BEGIN Records provided
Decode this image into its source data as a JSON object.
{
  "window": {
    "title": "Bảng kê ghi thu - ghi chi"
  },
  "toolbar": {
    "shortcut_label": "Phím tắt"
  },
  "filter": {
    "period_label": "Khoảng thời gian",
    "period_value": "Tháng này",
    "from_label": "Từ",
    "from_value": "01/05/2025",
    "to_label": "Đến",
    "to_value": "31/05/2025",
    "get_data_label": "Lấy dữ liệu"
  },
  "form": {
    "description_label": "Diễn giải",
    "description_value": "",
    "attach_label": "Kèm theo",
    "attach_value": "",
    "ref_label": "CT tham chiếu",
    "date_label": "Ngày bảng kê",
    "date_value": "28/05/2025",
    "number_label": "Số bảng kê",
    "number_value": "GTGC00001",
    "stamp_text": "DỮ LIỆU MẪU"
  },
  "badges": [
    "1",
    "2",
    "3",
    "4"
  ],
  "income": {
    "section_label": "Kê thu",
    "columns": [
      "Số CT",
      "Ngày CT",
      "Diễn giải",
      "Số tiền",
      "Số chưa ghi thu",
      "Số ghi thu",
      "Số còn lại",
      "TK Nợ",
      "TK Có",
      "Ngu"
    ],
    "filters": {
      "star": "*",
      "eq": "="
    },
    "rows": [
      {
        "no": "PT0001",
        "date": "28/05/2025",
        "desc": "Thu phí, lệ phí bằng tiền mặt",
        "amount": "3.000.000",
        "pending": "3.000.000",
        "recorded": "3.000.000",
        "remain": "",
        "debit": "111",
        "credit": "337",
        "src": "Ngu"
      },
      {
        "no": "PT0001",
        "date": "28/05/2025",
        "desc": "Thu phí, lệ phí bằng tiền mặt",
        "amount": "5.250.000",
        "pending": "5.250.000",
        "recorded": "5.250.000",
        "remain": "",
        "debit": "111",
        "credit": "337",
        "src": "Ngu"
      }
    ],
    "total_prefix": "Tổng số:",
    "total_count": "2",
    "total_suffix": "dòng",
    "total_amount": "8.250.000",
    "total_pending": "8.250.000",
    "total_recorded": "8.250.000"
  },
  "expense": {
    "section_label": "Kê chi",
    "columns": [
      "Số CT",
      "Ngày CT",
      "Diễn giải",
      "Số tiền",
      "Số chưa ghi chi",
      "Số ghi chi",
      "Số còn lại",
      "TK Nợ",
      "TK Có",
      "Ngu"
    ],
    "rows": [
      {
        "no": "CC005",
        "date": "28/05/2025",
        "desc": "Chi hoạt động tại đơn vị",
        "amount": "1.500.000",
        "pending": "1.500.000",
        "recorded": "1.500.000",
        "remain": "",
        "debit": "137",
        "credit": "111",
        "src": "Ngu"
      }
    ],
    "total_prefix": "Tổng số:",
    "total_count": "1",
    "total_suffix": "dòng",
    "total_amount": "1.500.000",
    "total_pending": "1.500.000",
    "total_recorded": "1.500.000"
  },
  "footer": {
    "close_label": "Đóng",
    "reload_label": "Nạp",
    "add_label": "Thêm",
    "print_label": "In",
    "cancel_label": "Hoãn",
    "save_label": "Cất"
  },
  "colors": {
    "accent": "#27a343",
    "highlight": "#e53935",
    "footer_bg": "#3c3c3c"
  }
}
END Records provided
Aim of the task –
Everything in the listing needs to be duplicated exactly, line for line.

Answer below –
Decode this image into its source data as a JSON object.
{
  "window": {
    "title": "Bảng kê ghi thu - ghi chi"
  },
  "toolbar": {
    "shortcut_label": "Phím tắt"
  },
  "filter": {
    "period_label": "Khoảng thời gian",
    "period_value": "Tháng này",
    "from_label": "Từ",
    "from_value": "01/05/2025",
    "to_label": "Đến",
    "to_value": "31/05/2025",
    "get_data_label": "Lấy dữ liệu"
  },
  "form": {
    "description_label": "Diễn giải",
    "description_value": "",
    "attach_label": "Kèm theo",
    "attach_value": "",
    "ref_label": "CT tham chiếu",
    "date_label": "Ngày bảng kê",
    "date_value": "28/05/2025",
    "number_label": "Số bảng kê",
    "number_value": "GTGC00001",
    "stamp_text": "DỮ LIỆU MẪU"
  },
  "badges": [
    "1",
    "2",
    "3",
    "4"
  ],
  "income": {
    "section_label": "Kê thu",
    "columns": [
      "Số CT",
      "Ngày CT",
      "Diễn giải",
      "Số tiền",
      "Số chưa ghi thu",
      "Số ghi thu",
      "Số còn lại",
      "TK Nợ",
      "TK Có",
      "Ngu"
    ],
    "filters": {
      "star": "*",
      "eq": "="
    },
    "rows": [
      {
        "no": "PT0001",
        "date": "28/05/2025",
        "desc": "Thu phí, lệ phí bằng tiền mặt",
        "amount": "3.000.000",
        "pending": "3.000.000",
        "recorded": "3.000.000",
        "remain": "",
        "debit": "111",
        "credit": "337",
        "src": "Ngu"
      },
      {
        "no": "PT0001",
        "date": "28/05/2025",
        "desc": "Thu phí, lệ phí bằng tiền mặt",
        "amount": "5.250.000",
        "pending": "5.250.000",
        "recorded": "5.250.000",
        "remain": "",
        "debit": "111",
        "credit": "337",
        "src": "Ngu"
      }
    ],
    "total_prefix": "Tổng số:",
    "total_count": "2",
    "total_suffix": "dòng",
    "total_amount": "8.250.000",
    "total_pending": "8.250.000",
    "total_recorded": "8.250.000"
  },
  "expense": {
    "section_label": "Kê chi",
    "columns": [
      "Số CT",
      "Ngày CT",
      "Diễn giải",
      "Số tiền",
      "Số chưa ghi chi",
      "Số ghi chi",
      "Số còn lại",
      "TK Nợ",
      "TK Có",
      "Ngu"
    ],
    "rows": [
      {
        "no": "CC005",
        "date": "28/05/2025",
        "desc": "Chi hoạt động tại đơn vị",
        "amount": "1.500.000",
        "pending": "1.500.000",
        "recorded": "1.500.000",
        "remain": "",
        "debit": "137",
        "credit": "111",
        "src": "Ngu"
      }
    ],
    "total_prefix": "Tổng số:",
    "total_count": "1",
    "total_suffix": "dòng",
    "total_amount": "1.500.000",
    "total_pending": "1.500.000",
    "total_recorded": "1.500.000"
  },
  "footer": {
    "close_label": "Đóng",
    "reload_label": "Nạp",
    "add_label": "Thêm",
    "print_label": "In",
    "cancel_label": "Hoãn",
    "save_label": "Cất"
  },
  "colors": {
    "accent": "#27a343",
    "highlight": "#e53935",
    "footer_bg": "#3c3c3c"
  }
}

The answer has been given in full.